[JURIST] A federal judge for the US District Court for the District of Colorado [official website] on Wednesday struck down Colorado’s ban on same-sex marriage [JURIST backgrounder] as unconstitutional, but he elected to stay his ruling until August 25 pending an appeal to a higher court. Wednesday’s ruling found in favor of six same-sex couples [Reuters report] who brought a challenge to the 2006 marriage amendment [Amendment 43, PDF] in the state that defines marriage as a union between a man and a woman. An appeal is already filed in the US Court of Appeals for the Tenth Circuit [official website], where a pair of rulings [NPR report] upheld the right to marry for same-sex couples in Utah and Oklahoma in the previous month. The office of the Colorado Attorney General, led by John Suthers [official website], filed an appeal one hour after Wednesday’s ruling was finalized, as he continues to defend his position [Denver Post report] against the issuance of same-sex marriage licenses in the state.

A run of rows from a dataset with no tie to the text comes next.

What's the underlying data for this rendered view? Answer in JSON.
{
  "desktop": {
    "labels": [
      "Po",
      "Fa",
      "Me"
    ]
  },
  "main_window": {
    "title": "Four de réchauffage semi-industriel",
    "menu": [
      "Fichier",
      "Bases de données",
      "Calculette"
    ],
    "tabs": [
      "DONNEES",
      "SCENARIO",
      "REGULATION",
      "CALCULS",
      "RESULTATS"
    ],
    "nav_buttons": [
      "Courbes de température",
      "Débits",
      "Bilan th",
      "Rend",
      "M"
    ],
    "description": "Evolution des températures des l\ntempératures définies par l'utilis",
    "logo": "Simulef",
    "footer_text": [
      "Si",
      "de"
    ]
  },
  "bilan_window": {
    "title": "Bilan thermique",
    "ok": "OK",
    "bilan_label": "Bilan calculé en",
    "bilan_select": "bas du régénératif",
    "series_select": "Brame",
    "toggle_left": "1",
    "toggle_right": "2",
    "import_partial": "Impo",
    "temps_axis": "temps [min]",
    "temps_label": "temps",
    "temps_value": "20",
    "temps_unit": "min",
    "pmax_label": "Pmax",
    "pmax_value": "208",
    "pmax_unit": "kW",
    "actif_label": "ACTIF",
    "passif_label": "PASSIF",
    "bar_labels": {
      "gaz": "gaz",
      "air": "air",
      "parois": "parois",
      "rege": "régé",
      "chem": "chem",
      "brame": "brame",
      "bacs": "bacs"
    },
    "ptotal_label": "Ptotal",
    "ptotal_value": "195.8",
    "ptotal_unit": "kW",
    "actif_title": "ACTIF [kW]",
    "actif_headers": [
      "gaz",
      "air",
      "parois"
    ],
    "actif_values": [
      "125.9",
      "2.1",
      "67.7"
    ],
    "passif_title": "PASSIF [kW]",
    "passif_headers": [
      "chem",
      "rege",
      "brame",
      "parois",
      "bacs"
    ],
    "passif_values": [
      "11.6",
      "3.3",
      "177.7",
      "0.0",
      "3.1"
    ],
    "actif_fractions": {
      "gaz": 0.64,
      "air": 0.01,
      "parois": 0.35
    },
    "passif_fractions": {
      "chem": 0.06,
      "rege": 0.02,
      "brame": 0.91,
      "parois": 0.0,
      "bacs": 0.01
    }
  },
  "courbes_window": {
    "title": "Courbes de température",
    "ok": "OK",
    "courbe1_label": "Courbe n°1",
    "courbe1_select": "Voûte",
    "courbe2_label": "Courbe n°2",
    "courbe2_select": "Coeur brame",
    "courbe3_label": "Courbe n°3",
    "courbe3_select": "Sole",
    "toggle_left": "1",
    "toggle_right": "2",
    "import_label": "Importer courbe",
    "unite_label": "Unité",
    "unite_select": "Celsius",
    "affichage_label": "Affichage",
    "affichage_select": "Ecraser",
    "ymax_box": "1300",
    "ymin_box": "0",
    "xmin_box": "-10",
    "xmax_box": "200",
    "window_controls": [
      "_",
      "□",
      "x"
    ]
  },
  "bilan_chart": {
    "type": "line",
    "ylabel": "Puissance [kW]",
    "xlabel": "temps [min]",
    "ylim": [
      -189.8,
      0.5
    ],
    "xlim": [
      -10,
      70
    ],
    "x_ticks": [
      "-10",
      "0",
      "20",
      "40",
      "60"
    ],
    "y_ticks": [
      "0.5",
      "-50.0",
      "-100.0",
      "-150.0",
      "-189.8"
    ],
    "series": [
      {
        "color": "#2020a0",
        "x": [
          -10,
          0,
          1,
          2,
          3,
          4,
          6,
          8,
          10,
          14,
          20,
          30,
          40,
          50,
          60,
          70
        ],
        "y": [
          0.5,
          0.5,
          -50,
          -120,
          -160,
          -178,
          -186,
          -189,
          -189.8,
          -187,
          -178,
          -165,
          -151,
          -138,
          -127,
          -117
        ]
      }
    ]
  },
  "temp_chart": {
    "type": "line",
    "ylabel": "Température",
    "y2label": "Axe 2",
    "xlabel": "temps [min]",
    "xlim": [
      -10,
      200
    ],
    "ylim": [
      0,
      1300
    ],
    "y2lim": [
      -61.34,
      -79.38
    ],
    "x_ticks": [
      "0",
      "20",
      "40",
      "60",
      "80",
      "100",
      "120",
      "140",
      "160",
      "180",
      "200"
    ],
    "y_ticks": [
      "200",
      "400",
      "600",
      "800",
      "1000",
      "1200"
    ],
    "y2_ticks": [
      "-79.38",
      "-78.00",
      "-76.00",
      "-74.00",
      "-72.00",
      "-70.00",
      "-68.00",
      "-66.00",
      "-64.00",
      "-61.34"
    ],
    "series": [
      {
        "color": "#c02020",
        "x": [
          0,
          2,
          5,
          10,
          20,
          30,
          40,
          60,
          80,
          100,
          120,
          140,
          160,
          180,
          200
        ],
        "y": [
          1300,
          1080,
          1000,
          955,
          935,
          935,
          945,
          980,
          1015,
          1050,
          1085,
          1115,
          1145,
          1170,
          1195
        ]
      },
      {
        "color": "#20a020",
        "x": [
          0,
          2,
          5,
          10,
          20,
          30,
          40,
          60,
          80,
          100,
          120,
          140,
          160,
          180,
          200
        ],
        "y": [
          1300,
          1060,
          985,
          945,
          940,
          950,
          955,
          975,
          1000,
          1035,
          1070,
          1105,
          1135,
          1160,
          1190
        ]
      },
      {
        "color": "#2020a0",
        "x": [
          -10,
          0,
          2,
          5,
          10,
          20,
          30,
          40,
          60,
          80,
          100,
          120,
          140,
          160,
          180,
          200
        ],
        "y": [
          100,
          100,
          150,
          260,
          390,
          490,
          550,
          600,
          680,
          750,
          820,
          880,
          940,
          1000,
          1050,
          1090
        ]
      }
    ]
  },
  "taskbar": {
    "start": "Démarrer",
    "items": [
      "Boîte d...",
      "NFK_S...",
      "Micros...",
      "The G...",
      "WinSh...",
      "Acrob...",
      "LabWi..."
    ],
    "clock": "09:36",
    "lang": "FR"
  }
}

Since the Supreme Court struck down [JURIST report] section 3 of the Defense of Marriage Act [text] last year, many federal courts have declared state same-sex marriage bans unconstitutional. Last week the US Supreme Court issued a stay [order, PDF] on the recognition of same-sex marriages performed in Utah, pending final disposition of the appeal by the US Court of Appeals for the Tenth Circuit. Also last week the Tenth Circuit Court of Appeals upheld [opinion, PDF] a ruling striking down Oklahoma’s same-sex marriage ban. Earlier this month a state court in Colorado struck down [opinion, PDF] the state’s same-sex marriage ban as unconstitutional but immediately stayed his ruling.